02.Why it's important to stop greenwash
From food and everyday household items to cars and plane flights, growing numbers of consumers want to make more sustainable choice. But not all 'green claims' can be trusted.
Consumers need reliable, simple and comparable information to make greener choices.
Information on product labels and in advertising can be useful for helping consumers make better decisions.
But consumers are getting bombarded by greenwash: deceptive marketing designed to portray a company or product as caring for the environment.
Organisations may mislead consumers by promoting themselves and their products as 'eco-friendly', 'green', 'sustainable' or 'environmentally friendly' and so on, when in fact they are having a negative or negligible impact.
Greenwash has serious consequences. It can prevent real green change by:
- diverting spending towards products with negligible or non-existent benefits
- preventing truly green products from differentiating themselves
- encouraging more greenwash, rather than product innovation.
The Trade Practices Act prohibits companies from making misleading and deceptive claims — green or otherwise.

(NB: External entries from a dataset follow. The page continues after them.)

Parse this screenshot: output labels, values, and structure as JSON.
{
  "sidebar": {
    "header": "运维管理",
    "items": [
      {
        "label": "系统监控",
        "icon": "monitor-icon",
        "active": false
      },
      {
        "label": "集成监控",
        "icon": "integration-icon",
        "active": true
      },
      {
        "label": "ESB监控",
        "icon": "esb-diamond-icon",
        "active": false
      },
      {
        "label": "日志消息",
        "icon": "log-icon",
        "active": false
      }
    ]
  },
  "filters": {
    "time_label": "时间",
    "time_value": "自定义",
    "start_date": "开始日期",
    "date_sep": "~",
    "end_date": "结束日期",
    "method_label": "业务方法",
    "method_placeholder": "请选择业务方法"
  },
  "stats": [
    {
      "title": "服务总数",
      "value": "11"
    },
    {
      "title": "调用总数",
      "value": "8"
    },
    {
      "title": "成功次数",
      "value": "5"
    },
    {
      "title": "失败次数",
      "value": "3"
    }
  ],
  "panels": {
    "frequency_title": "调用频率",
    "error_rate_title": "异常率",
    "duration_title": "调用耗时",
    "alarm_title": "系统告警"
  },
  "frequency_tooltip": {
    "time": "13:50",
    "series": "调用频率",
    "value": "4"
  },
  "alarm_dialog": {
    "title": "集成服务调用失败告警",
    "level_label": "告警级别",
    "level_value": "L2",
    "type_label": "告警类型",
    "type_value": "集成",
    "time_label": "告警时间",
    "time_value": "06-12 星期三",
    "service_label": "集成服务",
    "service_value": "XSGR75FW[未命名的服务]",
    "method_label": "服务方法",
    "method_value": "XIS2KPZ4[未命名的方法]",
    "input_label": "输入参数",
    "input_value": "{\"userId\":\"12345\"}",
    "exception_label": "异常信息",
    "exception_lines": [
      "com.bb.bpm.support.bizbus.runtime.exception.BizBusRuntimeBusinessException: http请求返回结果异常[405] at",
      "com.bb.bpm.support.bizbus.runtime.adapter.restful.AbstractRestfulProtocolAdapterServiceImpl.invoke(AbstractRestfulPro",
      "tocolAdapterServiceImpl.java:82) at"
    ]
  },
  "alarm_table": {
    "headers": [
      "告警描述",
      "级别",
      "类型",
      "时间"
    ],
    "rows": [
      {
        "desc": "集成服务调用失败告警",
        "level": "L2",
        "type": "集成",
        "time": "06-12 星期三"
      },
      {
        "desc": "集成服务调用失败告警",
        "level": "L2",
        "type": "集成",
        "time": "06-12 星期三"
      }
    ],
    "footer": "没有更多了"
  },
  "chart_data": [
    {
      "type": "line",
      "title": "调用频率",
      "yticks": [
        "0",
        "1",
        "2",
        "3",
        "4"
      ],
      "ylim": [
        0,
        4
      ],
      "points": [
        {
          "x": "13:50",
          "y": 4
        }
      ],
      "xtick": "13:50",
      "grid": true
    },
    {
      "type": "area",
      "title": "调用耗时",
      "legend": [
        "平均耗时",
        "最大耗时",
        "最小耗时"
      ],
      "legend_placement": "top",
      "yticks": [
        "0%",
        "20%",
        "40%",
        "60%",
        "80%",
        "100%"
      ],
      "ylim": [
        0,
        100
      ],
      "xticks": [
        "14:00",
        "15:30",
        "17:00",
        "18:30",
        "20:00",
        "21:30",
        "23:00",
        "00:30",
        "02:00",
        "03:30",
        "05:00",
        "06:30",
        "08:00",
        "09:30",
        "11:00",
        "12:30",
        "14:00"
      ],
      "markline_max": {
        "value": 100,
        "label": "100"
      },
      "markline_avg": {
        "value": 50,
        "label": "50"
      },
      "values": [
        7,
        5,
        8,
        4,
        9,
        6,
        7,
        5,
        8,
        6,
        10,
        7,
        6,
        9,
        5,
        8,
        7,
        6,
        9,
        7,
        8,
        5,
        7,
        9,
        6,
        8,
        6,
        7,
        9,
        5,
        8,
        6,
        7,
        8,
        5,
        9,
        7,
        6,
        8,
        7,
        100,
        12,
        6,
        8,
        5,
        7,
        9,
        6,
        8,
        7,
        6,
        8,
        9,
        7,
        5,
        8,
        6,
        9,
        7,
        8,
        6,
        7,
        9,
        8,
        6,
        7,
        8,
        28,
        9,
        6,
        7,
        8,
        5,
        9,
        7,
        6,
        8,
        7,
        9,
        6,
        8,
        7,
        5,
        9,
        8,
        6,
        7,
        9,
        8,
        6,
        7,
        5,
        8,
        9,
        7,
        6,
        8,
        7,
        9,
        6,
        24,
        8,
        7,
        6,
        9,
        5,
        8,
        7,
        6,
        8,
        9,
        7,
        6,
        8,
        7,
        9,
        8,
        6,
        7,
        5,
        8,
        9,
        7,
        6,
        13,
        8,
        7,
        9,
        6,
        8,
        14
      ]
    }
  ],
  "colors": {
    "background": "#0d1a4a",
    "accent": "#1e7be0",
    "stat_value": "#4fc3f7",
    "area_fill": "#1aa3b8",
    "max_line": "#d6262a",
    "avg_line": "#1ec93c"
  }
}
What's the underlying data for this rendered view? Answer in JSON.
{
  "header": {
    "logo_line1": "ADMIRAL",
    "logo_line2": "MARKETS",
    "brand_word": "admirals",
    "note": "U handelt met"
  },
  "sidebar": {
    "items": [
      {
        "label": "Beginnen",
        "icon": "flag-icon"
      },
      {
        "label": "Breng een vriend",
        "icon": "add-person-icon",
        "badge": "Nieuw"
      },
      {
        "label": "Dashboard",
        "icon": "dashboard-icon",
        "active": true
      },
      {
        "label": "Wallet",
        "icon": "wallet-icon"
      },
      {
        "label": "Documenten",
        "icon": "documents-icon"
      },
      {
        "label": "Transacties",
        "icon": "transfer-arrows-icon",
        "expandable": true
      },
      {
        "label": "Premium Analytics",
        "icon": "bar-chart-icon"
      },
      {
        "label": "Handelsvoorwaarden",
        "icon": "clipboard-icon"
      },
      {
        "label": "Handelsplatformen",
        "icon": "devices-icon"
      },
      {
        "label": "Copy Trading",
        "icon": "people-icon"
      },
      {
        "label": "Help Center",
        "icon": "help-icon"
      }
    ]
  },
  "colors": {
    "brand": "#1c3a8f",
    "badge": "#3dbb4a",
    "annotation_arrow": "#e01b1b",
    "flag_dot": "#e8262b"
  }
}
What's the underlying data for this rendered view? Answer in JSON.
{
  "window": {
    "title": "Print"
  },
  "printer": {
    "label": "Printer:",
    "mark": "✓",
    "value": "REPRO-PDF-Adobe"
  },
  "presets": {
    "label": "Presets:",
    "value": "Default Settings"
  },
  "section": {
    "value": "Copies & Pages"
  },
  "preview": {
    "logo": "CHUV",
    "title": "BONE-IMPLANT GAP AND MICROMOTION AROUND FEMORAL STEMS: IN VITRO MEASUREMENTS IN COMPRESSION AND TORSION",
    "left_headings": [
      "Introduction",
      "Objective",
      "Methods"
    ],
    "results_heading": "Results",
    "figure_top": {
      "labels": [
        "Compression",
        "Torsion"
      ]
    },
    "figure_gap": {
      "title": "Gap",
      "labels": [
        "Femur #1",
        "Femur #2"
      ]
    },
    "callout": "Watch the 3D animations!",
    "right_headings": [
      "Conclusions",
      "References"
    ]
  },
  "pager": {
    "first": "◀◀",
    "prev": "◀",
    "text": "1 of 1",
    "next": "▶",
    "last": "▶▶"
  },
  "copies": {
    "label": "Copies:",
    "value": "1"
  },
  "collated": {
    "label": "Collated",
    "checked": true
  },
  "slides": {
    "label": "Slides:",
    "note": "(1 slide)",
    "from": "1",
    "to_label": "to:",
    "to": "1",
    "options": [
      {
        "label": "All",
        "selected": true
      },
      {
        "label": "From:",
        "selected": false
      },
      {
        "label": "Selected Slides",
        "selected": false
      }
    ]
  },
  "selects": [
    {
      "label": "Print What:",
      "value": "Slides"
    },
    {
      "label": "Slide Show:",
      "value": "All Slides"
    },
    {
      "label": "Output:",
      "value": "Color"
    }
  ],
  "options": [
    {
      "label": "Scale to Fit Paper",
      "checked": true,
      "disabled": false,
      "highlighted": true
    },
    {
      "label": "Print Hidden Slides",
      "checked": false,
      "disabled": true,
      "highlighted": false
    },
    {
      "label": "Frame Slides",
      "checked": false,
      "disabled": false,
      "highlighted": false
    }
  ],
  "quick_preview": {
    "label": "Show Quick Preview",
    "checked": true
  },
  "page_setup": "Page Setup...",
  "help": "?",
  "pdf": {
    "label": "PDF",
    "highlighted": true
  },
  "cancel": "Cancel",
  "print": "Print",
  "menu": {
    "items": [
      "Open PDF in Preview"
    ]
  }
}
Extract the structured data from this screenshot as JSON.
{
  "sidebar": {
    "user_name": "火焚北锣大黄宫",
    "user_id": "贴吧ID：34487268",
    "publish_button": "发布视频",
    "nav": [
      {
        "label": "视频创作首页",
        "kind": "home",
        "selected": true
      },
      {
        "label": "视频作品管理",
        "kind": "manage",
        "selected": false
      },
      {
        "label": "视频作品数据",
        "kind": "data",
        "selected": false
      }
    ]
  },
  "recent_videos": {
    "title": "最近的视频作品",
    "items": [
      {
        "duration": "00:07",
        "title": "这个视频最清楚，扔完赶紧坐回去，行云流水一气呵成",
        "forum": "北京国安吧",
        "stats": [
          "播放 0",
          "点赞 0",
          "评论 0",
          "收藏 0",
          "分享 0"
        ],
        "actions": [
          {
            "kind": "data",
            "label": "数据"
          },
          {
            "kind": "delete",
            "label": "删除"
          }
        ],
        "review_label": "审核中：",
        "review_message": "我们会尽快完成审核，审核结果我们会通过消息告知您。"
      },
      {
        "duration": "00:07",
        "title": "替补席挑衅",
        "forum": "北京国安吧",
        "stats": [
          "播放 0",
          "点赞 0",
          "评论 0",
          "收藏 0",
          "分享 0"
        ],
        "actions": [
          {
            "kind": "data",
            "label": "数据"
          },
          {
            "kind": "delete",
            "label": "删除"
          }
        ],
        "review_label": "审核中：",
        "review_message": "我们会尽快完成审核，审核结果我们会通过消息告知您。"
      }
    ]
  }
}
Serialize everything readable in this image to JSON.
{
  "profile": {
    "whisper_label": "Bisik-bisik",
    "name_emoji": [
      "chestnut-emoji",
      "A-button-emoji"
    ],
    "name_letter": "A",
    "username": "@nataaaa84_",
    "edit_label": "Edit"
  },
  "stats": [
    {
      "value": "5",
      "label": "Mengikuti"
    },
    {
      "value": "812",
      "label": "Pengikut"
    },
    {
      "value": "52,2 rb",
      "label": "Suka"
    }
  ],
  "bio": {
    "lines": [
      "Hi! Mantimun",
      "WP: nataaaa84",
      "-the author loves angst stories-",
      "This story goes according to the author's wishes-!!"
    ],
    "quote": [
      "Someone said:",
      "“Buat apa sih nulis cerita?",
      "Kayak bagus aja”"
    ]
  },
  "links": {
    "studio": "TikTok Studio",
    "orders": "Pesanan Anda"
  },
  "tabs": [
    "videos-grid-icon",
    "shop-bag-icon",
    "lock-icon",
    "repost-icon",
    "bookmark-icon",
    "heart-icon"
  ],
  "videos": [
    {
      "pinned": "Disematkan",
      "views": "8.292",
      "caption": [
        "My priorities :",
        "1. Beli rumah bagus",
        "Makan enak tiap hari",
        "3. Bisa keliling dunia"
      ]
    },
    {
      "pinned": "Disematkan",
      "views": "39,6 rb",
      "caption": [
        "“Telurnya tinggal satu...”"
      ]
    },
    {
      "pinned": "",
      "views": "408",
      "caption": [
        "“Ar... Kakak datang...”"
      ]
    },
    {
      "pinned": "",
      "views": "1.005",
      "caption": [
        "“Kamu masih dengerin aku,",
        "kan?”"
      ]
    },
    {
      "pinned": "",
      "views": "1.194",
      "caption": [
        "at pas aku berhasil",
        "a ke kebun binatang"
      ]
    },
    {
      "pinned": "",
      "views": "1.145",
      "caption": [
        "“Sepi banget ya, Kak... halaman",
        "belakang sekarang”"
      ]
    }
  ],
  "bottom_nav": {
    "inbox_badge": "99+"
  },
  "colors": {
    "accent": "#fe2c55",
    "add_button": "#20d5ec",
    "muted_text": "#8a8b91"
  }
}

The problem is that while many examples of greenwash may not breach the Trade Practices Act, they’re just not helpful for consumers or the environment.